[Opening Task inputs section]

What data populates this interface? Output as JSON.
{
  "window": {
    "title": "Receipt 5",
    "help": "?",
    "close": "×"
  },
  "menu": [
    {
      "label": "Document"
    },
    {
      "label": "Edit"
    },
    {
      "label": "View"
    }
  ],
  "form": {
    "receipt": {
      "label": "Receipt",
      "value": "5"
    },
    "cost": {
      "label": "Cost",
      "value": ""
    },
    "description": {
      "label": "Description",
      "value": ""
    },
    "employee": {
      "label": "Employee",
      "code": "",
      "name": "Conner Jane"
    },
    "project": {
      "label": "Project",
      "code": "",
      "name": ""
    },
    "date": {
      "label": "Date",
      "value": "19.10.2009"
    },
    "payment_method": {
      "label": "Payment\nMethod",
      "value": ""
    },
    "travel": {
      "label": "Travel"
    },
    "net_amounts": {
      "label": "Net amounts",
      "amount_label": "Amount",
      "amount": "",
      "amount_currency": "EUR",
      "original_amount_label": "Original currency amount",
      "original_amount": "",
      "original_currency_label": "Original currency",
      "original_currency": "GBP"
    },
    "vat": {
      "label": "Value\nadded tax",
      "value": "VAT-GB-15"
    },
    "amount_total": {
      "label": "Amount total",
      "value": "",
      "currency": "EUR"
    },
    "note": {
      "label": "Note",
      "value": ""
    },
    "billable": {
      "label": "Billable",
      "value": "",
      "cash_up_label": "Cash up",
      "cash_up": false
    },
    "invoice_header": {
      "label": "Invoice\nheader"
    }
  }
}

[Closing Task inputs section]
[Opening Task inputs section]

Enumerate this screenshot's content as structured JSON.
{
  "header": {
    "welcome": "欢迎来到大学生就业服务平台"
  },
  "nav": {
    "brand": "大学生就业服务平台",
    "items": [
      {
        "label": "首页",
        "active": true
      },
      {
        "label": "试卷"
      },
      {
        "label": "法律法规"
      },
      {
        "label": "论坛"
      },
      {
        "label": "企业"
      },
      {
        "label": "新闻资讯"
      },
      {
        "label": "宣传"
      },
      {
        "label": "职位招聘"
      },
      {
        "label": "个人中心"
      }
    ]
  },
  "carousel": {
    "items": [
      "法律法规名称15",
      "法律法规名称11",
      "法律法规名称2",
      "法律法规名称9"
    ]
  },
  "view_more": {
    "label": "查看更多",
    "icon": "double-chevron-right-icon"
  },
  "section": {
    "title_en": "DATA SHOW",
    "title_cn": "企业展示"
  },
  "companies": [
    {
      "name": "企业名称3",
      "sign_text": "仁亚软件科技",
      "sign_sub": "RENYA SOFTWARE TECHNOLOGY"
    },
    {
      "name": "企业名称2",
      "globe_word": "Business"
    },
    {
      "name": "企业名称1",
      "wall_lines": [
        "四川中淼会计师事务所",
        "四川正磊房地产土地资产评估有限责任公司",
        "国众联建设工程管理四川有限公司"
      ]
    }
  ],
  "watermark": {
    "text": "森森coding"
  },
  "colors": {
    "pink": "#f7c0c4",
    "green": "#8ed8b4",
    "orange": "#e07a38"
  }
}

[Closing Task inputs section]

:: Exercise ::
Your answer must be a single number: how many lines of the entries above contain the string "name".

:: Reply to the exercise ::
5